By: Philip Bowring

President Rodrigo Duterte’s suggestion that the Philippines should change its name to something less colonial strikes chords in many, foreigners as well as Filipinos. However, his choice of alternative – Maharlika – is, at least for now, unlikely to give it much impetus.

The original Spanish naming, Islas Filipinas, was created in honour of the heir to the Spanish throne.  At first it was just given to Samar and Leyte. But after the heir became King Philip II, it was extended to the whole of the archipelago claimed by Spain and mostly conquered during his reign.
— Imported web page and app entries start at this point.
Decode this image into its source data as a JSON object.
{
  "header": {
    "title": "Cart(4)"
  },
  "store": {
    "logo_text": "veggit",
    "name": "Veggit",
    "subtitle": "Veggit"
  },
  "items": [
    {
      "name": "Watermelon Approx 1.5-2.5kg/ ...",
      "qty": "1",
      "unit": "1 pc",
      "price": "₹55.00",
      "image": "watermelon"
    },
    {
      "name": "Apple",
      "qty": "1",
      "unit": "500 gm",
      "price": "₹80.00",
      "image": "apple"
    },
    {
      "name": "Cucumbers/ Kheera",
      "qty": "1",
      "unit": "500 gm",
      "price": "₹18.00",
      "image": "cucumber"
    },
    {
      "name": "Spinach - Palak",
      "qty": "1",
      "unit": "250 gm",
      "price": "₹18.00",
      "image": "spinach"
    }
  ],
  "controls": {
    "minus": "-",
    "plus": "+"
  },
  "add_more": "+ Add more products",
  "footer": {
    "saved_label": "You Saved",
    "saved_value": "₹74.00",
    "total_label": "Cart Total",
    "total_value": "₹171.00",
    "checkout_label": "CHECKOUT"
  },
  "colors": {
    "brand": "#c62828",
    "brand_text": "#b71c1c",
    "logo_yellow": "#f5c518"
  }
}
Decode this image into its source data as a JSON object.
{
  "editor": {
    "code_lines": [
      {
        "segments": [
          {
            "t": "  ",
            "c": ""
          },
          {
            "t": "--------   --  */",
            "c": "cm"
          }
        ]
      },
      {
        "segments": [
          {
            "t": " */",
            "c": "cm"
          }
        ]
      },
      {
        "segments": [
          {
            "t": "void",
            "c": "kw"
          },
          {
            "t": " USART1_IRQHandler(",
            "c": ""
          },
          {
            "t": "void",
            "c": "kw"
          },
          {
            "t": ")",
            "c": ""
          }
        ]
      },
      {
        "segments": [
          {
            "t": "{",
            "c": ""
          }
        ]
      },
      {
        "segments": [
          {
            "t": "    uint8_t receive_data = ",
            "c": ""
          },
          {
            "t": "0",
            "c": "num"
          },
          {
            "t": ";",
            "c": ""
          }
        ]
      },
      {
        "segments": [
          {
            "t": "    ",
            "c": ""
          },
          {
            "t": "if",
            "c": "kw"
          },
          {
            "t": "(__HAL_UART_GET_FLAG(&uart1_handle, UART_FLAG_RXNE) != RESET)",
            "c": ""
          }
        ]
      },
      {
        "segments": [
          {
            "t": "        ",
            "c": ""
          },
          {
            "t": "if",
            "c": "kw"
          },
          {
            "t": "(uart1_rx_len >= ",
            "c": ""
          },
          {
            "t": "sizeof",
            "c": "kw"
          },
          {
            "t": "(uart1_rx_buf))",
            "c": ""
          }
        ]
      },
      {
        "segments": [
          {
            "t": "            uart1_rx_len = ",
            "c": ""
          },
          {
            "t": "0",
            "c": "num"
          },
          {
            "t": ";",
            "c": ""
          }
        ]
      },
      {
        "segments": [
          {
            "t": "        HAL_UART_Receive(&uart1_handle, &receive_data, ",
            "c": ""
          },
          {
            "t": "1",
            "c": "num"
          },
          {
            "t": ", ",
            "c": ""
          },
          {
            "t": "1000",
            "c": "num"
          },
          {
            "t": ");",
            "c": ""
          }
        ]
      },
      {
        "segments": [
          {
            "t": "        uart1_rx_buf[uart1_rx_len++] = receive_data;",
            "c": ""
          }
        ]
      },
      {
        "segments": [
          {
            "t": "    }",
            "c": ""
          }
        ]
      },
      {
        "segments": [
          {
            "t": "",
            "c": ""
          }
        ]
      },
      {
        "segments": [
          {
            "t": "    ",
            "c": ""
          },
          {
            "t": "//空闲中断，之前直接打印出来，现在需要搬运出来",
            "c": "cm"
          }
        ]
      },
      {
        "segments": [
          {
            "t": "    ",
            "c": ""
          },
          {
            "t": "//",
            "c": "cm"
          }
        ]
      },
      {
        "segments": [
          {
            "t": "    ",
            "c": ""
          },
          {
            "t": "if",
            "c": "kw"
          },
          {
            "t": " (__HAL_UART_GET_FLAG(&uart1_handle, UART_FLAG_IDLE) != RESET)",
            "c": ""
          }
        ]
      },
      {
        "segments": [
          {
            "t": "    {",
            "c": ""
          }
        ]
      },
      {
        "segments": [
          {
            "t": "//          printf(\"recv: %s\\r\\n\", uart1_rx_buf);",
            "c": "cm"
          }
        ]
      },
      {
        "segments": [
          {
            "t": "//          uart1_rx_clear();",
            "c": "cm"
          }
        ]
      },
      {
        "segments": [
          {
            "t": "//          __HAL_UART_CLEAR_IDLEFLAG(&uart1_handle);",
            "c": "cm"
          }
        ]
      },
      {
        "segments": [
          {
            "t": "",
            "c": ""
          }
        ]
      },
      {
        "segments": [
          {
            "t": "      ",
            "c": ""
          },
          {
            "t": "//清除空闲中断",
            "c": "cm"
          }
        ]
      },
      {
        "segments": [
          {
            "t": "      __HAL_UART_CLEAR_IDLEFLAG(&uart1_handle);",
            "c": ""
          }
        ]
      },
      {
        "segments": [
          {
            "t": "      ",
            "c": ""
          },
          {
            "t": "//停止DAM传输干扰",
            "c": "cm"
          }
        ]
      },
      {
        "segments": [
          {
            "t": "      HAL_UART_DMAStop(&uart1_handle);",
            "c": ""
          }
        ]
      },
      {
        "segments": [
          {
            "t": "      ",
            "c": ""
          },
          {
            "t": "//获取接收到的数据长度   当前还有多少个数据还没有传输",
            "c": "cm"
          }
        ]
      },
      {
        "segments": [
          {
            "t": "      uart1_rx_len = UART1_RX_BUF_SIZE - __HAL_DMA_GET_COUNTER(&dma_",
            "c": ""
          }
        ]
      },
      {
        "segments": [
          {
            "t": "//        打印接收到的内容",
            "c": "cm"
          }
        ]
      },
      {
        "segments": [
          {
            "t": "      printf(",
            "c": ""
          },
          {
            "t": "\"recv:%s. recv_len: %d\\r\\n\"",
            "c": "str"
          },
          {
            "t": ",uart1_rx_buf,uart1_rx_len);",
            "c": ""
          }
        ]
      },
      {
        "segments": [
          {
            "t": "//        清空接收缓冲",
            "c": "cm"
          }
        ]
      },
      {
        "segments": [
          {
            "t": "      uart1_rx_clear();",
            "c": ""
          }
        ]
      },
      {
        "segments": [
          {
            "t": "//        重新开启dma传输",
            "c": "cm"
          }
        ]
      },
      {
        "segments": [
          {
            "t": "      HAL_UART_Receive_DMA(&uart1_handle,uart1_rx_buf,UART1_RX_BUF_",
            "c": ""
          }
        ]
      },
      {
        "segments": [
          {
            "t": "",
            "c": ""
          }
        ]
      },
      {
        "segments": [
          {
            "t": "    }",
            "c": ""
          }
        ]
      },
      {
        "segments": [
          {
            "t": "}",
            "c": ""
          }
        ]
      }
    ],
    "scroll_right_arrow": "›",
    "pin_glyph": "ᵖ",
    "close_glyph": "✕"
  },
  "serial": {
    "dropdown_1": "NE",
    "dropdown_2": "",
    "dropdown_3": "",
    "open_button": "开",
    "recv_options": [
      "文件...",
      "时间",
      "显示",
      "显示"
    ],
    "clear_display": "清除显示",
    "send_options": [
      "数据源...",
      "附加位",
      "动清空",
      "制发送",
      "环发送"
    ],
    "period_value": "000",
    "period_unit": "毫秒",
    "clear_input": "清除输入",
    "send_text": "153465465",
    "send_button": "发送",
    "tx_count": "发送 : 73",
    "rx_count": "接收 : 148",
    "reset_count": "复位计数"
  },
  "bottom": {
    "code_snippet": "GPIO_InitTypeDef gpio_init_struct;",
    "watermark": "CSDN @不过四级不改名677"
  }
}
Thus it has remained in Spanish, English and Tagalog versions.

Some feel it is demeaning to have a name which is not only so foreign but honors the nation’s conqueror. Others see it as being partly responsible for any perceived lack of nationalist spirit on the part of its inhabitants, among the world’s most emigration-prone people.

Others would argue that the name Philippines simply accepts an historical reality. Britain was so-named by its Roman conquerors, France is named after the Franks (a German-speaking tribe) who conquered it.

Duterte suggests the Philippines should have a “Malay” name. That is important in itself. Filipinos are without question Malay in the wider sense of the word and very much seen as such by Jose Rizal, the father of modern nationalism throughout the region. But the Malays of Malaysia are prone to confine it more narrowly to their specific language and numerous books and university “experts” referring to the wider Malay world omit it altogether or simply include Muslim Mindanao on account of religion not ethnicity.

So his call deserves to be noticed by neighbours. It may even be time to resurrect the notion of a Greater Malayan Confederation (MAPHILINDO) embracing the Philippines, Indonesia and Malaysia. This was proposed by President Macapagal in 1963 to be an attempt to realise the dream of Rizal. It quickly fell apart, mainly due to three-way disputes over ownership of parts of Borneo. But the seed remains and might be a useful antidote to the current domestic focus on religious issues, and international focus on an ASEAN increasingly paralysed by issues involving China.

For the Philippines, a name change  would be if a suitable one was available. The islands were not an entity before the Spanish. Old names were more localised – islands or towns Luzon, Cebu, Maguindanao, Sulu, Butuan etc. Polities were small and rulers were a mix of Rajas, Datus, Sultans and Lakans

Duterte’s suggestion was Maharlika, a name originally proposed by President Marcos. That in itself stirs opposition given Marcos’ record. His claim to have operated an anti-Japanese guerrilla group called Maharlika is not supported by any independent evidence. Likewise, though Marcos did receive two decorations in 1946, most of his chestfull of medals were awarded in the 1960s!

Maharlika, depending on translation, could be problematical. It may mean “honorable” or simply “free” – the latter denoting a non-servile social status. It also appears as a low noble rank as defined both by early Spanish observers and now reflected in the fact that it ranks sixth in the Philippines Order of Sikatuna, awarded to both foreigners and Filipinos for work in diplomatic and international affairs. The top rank is Raja followed by Datu, Maringal na Lakan, Lakan, Maginoo and then Maharlika.

Another objection to the name could be its meaning in its Sanskrit original: Maha Lingga or Great Penis, reflecting the cult of Shiva. Hindu and Buddhist cultures were strong in trading centers including Butuan and Manila particularly in the 9-13th centuries. The practice of inserting small balls, even little bells, into the head of the penis was a widespread practice in the Philippines, Java, and elsewhere in the region at least until the arrival of Islam and Christianity with their distaste for phallic references.

So, if Maharlika is not suitable, what is? It may be possible to find a name which reflects the pre-Spanish reputation of the people for skill in boat building and navigation. Indeed, the name for the key local government unit, the barangay is derived from the name of a type of boat, the sort of boat which would have carried groups of families to new settlements around an archipelago fractured by mountains as well as the seas.

Another alternative may be to find an indigenous name but let Philippines continue to be used in other languages in the same way as countries such as China, Germany, Montenegro are unrelated to their official name.

Clearly, if re-naming is to take off, there must be a wider choice than one which may sound acceptable but whose message could too easily be understood.